## Description of the task
Lines with "arrow": copy each one from the listing below.
┄┄┄┄┄┄
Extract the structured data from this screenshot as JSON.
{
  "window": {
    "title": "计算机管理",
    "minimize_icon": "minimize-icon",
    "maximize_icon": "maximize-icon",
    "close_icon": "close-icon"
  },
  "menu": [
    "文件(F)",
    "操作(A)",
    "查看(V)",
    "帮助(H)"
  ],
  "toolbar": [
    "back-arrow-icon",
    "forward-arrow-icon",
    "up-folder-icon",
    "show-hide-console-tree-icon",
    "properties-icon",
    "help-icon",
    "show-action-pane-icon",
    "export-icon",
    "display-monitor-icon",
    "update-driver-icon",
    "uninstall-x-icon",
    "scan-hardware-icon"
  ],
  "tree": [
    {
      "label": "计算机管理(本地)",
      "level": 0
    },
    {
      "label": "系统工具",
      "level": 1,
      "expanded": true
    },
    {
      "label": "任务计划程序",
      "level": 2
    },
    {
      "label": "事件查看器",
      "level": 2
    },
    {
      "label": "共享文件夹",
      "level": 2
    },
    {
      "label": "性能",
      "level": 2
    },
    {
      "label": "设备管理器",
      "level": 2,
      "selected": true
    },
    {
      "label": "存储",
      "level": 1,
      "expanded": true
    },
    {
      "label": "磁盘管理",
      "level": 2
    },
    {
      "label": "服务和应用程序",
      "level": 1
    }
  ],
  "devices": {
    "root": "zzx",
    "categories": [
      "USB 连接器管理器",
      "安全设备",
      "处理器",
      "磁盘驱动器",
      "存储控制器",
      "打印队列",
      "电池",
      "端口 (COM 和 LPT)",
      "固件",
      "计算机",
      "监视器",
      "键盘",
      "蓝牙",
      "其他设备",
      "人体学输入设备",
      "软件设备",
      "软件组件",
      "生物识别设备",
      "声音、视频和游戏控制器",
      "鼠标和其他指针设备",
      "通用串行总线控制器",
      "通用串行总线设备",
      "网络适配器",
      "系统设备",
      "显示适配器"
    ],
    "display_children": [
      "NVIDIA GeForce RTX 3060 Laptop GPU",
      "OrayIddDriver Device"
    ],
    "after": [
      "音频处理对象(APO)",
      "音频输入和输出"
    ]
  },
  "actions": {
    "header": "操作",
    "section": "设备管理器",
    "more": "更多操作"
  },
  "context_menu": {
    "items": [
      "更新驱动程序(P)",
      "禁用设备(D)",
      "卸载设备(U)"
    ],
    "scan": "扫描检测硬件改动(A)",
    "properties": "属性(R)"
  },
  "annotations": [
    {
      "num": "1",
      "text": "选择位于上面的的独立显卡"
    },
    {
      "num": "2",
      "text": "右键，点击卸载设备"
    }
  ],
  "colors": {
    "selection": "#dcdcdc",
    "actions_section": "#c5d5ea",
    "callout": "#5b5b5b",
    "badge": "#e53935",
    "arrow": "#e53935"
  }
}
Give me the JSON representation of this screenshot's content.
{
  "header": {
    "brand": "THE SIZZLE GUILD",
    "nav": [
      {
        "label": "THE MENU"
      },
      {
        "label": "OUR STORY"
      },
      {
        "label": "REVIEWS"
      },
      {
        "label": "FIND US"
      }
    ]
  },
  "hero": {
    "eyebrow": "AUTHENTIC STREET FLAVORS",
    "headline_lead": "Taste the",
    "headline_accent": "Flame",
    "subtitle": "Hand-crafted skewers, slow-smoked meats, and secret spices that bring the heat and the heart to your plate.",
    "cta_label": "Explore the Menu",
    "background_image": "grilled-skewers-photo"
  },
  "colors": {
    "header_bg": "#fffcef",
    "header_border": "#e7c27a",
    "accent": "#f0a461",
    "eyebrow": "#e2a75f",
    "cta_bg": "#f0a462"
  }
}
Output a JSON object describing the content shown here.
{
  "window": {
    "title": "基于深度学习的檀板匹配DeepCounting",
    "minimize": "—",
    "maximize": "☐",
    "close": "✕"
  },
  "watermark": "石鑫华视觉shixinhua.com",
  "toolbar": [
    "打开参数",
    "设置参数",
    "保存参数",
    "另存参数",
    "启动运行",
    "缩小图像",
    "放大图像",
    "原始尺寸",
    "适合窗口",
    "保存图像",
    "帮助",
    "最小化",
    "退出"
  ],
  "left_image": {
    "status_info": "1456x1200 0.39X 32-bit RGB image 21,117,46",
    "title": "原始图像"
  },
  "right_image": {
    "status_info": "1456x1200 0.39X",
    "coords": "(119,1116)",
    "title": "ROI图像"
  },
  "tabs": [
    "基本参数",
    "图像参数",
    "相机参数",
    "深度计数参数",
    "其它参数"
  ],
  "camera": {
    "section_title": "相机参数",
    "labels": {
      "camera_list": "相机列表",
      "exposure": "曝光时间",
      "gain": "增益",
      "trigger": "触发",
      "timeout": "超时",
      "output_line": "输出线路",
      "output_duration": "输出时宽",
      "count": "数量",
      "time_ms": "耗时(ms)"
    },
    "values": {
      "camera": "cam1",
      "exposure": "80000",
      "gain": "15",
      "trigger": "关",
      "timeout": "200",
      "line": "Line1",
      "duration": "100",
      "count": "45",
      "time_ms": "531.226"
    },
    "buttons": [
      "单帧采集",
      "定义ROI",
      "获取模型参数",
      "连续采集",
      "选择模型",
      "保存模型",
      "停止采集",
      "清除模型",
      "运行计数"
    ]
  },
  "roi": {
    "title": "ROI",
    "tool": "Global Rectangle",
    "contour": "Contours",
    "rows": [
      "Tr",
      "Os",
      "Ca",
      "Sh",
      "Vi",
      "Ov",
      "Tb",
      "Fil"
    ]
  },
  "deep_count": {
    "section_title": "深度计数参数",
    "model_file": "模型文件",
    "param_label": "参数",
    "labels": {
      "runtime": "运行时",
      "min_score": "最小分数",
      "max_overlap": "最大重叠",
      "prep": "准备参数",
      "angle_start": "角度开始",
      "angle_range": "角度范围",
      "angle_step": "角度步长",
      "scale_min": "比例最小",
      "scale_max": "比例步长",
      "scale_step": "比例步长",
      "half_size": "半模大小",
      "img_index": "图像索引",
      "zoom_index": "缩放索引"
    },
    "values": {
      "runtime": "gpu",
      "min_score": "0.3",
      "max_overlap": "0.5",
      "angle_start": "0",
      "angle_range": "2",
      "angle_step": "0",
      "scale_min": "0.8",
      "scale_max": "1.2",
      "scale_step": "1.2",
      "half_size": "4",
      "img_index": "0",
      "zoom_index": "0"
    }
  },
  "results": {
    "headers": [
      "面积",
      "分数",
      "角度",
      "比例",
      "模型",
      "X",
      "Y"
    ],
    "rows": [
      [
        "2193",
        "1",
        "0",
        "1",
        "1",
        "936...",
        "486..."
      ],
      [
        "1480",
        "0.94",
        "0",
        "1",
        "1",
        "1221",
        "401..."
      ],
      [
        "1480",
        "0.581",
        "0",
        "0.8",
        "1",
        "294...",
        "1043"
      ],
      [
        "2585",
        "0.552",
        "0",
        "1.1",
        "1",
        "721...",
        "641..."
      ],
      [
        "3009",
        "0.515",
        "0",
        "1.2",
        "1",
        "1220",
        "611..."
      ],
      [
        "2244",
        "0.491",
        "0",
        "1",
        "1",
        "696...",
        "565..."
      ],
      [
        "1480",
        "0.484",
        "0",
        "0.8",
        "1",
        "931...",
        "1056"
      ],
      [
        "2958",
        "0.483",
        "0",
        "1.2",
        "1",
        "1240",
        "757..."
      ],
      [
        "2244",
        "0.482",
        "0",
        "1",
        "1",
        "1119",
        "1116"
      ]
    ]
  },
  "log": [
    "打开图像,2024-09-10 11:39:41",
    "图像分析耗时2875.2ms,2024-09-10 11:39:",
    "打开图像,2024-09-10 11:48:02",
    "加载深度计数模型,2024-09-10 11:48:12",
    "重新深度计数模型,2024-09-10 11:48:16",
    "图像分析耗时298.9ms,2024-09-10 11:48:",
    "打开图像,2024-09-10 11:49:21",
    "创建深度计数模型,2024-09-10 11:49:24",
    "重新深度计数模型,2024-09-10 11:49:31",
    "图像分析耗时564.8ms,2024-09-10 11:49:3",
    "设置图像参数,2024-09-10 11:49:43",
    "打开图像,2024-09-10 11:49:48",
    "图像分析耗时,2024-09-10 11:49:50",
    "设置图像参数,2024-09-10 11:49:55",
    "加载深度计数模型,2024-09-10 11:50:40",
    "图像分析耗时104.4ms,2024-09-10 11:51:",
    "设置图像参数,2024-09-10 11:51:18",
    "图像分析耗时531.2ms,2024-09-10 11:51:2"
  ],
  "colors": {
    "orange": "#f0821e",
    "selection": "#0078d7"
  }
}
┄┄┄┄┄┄
## Your response
    "back-arrow-icon",
    "forward-arrow-icon",
    "arrow": "#e53935"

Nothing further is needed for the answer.